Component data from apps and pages
+-------+

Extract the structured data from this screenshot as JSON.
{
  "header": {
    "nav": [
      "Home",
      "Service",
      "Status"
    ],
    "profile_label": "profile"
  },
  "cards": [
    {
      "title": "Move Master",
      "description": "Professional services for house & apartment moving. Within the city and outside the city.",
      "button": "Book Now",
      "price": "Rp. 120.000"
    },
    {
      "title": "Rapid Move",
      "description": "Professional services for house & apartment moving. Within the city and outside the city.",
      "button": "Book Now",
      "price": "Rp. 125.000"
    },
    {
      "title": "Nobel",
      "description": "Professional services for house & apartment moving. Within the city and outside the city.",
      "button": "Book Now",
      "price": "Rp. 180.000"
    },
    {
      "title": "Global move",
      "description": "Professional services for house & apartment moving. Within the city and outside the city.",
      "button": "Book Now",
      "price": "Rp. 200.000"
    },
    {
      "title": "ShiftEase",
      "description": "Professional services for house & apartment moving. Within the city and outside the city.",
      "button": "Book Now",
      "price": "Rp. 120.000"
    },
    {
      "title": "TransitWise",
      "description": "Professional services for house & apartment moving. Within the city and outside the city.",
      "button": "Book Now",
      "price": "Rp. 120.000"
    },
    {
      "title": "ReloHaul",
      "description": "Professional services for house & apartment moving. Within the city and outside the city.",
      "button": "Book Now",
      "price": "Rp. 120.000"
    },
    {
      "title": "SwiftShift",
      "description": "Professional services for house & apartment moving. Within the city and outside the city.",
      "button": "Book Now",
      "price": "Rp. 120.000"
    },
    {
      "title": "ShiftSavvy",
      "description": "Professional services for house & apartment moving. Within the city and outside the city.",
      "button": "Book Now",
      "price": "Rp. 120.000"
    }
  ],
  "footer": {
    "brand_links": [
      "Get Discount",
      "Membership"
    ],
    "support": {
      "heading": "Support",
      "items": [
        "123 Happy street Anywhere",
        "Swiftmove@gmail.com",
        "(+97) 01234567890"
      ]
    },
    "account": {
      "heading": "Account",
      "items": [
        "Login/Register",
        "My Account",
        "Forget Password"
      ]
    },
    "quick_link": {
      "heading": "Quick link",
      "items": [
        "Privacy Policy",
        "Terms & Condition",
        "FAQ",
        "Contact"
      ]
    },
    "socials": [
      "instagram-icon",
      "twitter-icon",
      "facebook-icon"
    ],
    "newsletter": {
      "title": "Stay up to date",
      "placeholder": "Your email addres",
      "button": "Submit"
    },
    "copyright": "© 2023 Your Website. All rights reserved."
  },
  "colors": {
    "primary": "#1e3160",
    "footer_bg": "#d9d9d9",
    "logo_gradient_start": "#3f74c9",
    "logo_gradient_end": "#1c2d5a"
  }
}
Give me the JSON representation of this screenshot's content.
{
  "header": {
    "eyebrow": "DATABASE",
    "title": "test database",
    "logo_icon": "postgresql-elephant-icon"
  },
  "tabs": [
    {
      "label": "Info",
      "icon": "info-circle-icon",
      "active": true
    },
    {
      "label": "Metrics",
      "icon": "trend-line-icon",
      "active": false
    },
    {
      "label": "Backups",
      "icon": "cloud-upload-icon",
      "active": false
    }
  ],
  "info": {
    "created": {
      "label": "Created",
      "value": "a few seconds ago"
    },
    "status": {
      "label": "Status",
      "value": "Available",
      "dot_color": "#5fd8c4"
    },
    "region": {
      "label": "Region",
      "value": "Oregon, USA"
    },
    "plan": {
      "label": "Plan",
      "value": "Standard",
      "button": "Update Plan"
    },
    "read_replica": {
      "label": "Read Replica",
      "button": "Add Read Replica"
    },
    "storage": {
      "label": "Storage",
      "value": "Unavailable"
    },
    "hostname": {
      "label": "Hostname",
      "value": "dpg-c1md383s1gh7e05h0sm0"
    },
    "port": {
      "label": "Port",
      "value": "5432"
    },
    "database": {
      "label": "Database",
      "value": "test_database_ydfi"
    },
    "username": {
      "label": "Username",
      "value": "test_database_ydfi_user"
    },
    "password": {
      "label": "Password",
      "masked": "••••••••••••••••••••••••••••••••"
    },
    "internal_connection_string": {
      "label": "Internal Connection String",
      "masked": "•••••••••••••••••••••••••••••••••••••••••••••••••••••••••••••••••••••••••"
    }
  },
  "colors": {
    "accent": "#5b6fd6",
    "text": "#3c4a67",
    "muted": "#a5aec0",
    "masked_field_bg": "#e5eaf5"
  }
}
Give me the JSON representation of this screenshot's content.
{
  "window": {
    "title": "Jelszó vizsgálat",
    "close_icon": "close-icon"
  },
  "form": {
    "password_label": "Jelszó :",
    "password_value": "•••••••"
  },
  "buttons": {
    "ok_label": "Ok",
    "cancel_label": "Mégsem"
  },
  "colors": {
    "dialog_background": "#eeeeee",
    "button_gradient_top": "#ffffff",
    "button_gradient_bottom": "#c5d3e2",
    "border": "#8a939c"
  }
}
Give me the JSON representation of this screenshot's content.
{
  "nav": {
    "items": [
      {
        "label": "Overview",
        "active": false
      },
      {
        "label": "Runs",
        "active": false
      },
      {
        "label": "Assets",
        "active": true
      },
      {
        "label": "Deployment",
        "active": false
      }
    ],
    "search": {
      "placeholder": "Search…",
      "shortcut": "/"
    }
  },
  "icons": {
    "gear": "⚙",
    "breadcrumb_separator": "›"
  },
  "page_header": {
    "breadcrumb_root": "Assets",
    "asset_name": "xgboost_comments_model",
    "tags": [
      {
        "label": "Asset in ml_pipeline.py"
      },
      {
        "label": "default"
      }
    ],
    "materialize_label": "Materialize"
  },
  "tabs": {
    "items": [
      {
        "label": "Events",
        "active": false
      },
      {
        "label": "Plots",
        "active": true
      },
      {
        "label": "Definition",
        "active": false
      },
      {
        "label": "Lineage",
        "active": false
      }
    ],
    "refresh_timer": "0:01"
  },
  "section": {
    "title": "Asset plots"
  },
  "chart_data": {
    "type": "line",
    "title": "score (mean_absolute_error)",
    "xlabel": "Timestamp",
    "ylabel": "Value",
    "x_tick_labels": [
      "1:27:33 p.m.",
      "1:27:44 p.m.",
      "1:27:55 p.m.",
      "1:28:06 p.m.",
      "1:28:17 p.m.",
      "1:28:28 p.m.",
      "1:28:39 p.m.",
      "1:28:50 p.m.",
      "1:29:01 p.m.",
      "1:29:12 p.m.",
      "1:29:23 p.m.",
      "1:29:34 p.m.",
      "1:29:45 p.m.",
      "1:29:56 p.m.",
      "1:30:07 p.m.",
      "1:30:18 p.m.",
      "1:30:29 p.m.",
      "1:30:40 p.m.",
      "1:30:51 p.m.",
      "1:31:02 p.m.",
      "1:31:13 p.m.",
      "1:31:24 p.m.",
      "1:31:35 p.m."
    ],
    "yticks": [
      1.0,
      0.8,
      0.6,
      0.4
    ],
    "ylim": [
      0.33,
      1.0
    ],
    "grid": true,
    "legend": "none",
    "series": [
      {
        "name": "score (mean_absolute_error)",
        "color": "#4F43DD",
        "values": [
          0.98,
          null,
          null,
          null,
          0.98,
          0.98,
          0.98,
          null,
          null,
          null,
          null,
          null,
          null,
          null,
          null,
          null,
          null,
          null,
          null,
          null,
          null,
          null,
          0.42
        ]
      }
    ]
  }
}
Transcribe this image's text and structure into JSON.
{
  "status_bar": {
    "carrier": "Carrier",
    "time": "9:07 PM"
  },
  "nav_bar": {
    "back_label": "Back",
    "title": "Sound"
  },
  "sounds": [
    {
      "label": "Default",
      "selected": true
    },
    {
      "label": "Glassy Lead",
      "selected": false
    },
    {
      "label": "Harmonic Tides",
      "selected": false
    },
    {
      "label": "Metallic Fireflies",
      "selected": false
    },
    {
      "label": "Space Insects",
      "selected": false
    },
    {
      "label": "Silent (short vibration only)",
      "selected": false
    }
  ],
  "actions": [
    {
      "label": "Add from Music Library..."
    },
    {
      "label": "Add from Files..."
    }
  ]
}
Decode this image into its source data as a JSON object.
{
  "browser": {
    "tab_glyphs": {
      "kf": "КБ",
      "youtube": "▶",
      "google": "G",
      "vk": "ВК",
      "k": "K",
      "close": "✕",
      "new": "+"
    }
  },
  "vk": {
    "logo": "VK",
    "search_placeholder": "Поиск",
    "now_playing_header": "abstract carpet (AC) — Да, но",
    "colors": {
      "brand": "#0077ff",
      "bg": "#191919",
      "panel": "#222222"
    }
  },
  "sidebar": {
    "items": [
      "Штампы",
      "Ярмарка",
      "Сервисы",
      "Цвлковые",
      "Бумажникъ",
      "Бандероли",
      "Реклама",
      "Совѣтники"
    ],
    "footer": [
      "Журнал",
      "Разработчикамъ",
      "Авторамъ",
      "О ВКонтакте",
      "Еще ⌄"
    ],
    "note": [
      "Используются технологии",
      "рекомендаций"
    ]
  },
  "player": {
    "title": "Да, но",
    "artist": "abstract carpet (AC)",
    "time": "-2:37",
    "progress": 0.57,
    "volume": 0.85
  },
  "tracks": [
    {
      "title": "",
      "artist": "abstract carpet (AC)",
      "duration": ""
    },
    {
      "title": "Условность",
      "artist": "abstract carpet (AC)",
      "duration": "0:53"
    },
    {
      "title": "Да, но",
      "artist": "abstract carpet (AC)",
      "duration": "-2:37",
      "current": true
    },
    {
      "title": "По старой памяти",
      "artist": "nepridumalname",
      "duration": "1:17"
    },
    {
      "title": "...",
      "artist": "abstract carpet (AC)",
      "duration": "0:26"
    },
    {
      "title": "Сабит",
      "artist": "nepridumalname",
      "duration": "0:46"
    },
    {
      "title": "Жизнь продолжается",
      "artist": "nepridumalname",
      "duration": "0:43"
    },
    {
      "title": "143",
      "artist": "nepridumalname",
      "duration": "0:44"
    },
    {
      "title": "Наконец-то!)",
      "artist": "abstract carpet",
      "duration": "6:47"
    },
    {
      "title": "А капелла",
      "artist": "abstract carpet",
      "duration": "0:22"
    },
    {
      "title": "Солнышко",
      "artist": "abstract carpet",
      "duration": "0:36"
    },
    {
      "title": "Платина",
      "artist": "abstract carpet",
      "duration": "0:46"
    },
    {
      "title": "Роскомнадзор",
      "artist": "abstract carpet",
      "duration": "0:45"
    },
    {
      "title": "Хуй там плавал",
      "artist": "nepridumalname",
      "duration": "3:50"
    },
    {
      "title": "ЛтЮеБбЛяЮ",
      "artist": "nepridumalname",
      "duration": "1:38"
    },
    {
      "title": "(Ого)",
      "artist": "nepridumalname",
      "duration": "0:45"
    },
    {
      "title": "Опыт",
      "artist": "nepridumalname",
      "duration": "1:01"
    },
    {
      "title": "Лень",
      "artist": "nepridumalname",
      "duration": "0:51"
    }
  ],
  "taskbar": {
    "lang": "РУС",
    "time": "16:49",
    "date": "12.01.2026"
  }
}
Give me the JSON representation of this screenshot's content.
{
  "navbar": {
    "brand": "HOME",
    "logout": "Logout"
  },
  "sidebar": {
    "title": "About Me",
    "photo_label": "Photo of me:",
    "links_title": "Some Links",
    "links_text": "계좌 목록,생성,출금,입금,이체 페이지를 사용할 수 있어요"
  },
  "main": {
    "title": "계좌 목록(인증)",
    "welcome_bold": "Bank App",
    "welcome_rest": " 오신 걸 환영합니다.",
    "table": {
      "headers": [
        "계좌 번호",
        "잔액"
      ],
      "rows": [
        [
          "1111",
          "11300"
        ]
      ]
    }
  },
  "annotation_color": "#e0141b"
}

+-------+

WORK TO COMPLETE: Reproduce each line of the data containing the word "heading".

SOLUTION TO THIS TASK:
      "heading": "Support",
      "heading": "Account",
      "heading": "Quick link",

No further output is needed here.